All of the entries must be output exactly as they are.

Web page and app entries
# # #

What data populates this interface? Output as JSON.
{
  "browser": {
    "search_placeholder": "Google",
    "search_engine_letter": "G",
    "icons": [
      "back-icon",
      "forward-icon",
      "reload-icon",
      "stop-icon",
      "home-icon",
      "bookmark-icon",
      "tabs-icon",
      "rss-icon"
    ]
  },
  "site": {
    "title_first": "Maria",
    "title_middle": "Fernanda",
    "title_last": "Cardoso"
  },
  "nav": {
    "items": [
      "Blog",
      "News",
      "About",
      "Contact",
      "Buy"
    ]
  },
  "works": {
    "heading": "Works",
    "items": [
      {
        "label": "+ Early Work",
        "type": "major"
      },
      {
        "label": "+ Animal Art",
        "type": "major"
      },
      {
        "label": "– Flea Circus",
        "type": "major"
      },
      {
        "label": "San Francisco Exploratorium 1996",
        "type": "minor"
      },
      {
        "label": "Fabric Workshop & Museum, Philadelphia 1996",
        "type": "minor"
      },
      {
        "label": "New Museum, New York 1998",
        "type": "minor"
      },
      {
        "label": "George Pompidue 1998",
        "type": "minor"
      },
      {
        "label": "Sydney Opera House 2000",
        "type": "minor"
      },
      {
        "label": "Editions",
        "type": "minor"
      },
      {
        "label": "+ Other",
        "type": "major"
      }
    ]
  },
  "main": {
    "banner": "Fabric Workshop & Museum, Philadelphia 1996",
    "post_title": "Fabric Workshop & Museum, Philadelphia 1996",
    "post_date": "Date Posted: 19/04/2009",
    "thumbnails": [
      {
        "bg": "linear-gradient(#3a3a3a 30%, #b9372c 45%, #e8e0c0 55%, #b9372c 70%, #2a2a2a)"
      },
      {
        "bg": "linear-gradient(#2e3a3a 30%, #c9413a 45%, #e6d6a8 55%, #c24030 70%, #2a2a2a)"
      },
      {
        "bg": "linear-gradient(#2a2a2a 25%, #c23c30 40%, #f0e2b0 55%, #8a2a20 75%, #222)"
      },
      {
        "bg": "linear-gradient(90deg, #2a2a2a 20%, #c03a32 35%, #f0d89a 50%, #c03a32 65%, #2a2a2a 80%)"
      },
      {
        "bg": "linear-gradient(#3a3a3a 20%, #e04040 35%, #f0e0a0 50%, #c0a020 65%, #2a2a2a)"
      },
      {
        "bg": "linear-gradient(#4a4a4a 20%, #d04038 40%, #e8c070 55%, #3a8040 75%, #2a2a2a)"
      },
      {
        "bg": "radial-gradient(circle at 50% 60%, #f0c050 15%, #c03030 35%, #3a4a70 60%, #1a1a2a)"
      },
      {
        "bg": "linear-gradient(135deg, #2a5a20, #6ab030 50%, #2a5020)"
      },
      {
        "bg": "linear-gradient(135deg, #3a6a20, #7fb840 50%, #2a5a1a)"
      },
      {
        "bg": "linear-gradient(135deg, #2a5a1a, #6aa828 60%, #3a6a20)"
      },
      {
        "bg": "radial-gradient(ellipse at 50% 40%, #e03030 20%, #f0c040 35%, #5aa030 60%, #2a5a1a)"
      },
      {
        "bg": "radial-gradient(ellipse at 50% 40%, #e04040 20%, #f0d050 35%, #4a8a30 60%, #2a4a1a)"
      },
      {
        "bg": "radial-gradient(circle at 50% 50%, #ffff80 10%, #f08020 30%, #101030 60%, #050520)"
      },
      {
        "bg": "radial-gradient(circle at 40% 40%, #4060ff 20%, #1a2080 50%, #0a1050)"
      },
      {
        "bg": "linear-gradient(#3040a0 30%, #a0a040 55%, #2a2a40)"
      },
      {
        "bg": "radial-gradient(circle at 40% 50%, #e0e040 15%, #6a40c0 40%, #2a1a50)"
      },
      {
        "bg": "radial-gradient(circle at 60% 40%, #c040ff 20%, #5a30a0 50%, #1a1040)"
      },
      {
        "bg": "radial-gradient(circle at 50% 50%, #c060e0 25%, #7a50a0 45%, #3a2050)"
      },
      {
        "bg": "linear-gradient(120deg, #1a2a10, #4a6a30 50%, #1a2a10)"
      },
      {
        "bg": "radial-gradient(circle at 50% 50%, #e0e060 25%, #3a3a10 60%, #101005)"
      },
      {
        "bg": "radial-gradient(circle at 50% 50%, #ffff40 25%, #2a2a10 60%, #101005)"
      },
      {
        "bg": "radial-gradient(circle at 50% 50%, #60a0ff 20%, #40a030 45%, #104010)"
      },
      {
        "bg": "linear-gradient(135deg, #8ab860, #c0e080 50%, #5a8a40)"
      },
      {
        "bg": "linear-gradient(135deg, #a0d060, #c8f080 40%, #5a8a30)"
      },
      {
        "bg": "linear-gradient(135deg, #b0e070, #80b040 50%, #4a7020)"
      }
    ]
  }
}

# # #

**Solution for this exercise**:
What data populates this interface? Output as JSON.
{
  "browser": {
    "search_placeholder": "Google",
    "search_engine_letter": "G",
    "icons": [
      "back-icon",
      "forward-icon",
      "reload-icon",
      "stop-icon",
      "home-icon",
      "bookmark-icon",
      "tabs-icon",
      "rss-icon"
    ]
  },
  "site": {
    "title_first": "Maria",
    "title_middle": "Fernanda",
    "title_last": "Cardoso"
  },
  "nav": {
    "items": [
      "Blog",
      "News",
      "About",
      "Contact",
      "Buy"
    ]
  },
  "works": {
    "heading": "Works",
    "items": [
      {
        "label": "+ Early Work",
        "type": "major"
      },
      {
        "label": "+ Animal Art",
        "type": "major"
      },
      {
        "label": "– Flea Circus",
        "type": "major"
      },
      {
        "label": "San Francisco Exploratorium 1996",
        "type": "minor"
      },
      {
        "label": "Fabric Workshop & Museum, Philadelphia 1996",
        "type": "minor"
      },
      {
        "label": "New Museum, New York 1998",
        "type": "minor"
      },
      {
        "label": "George Pompidue 1998",
        "type": "minor"
      },
      {
        "label": "Sydney Opera House 2000",
        "type": "minor"
      },
      {
        "label": "Editions",
        "type": "minor"
      },
      {
        "label": "+ Other",
        "type": "major"
      }
    ]
  },
  "main": {
    "banner": "Fabric Workshop & Museum, Philadelphia 1996",
    "post_title": "Fabric Workshop & Museum, Philadelphia 1996",
    "post_date": "Date Posted: 19/04/2009",
    "thumbnails": [
      {
        "bg": "linear-gradient(#3a3a3a 30%, #b9372c 45%, #e8e0c0 55%, #b9372c 70%, #2a2a2a)"
      },
      {
        "bg": "linear-gradient(#2e3a3a 30%, #c9413a 45%, #e6d6a8 55%, #c24030 70%, #2a2a2a)"
      },
      {
        "bg": "linear-gradient(#2a2a2a 25%, #c23c30 40%, #f0e2b0 55%, #8a2a20 75%, #222)"
      },
      {
        "bg": "linear-gradient(90deg, #2a2a2a 20%, #c03a32 35%, #f0d89a 50%, #c03a32 65%, #2a2a2a 80%)"
      },
      {
        "bg": "linear-gradient(#3a3a3a 20%, #e04040 35%, #f0e0a0 50%, #c0a020 65%, #2a2a2a)"
      },
      {
        "bg": "linear-gradient(#4a4a4a 20%, #d04038 40%, #e8c070 55%, #3a8040 75%, #2a2a2a)"
      },
      {
        "bg": "radial-gradient(circle at 50% 60%, #f0c050 15%, #c03030 35%, #3a4a70 60%, #1a1a2a)"
      },
      {
        "bg": "linear-gradient(135deg, #2a5a20, #6ab030 50%, #2a5020)"
      },
      {
        "bg": "linear-gradient(135deg, #3a6a20, #7fb840 50%, #2a5a1a)"
      },
      {
        "bg": "linear-gradient(135deg, #2a5a1a, #6aa828 60%, #3a6a20)"
      },
      {
        "bg": "radial-gradient(ellipse at 50% 40%, #e03030 20%, #f0c040 35%, #5aa030 60%, #2a5a1a)"
      },
      {
        "bg": "radial-gradient(ellipse at 50% 40%, #e04040 20%, #f0d050 35%, #4a8a30 60%, #2a4a1a)"
      },
      {
        "bg": "radial-gradient(circle at 50% 50%, #ffff80 10%, #f08020 30%, #101030 60%, #050520)"
      },
      {
        "bg": "radial-gradient(circle at 40% 40%, #4060ff 20%, #1a2080 50%, #0a1050)"
      },
      {
        "bg": "linear-gradient(#3040a0 30%, #a0a040 55%, #2a2a40)"
      },
      {
        "bg": "radial-gradient(circle at 40% 50%, #e0e040 15%, #6a40c0 40%, #2a1a50)"
      },
      {
        "bg": "radial-gradient(circle at 60% 40%, #c040ff 20%, #5a30a0 50%, #1a1040)"
      },
      {
        "bg": "radial-gradient(circle at 50% 50%, #c060e0 25%, #7a50a0 45%, #3a2050)"
      },
      {
        "bg": "linear-gradient(120deg, #1a2a10, #4a6a30 50%, #1a2a10)"
      },
      {
        "bg": "radial-gradient(circle at 50% 50%, #e0e060 25%, #3a3a10 60%, #101005)"
      },
      {
        "bg": "radial-gradient(circle at 50% 50%, #ffff40 25%, #2a2a10 60%, #101005)"
      },
      {
        "bg": "radial-gradient(circle at 50% 50%, #60a0ff 20%, #40a030 45%, #104010)"
      },
      {
        "bg": "linear-gradient(135deg, #8ab860, #c0e080 50%, #5a8a40)"
      },
      {
        "bg": "linear-gradient(135deg, #a0d060, #c8f080 40%, #5a8a30)"
      },
      {
        "bg": "linear-gradient(135deg, #b0e070, #80b040 50%, #4a7020)"
      }
    ]
  }
}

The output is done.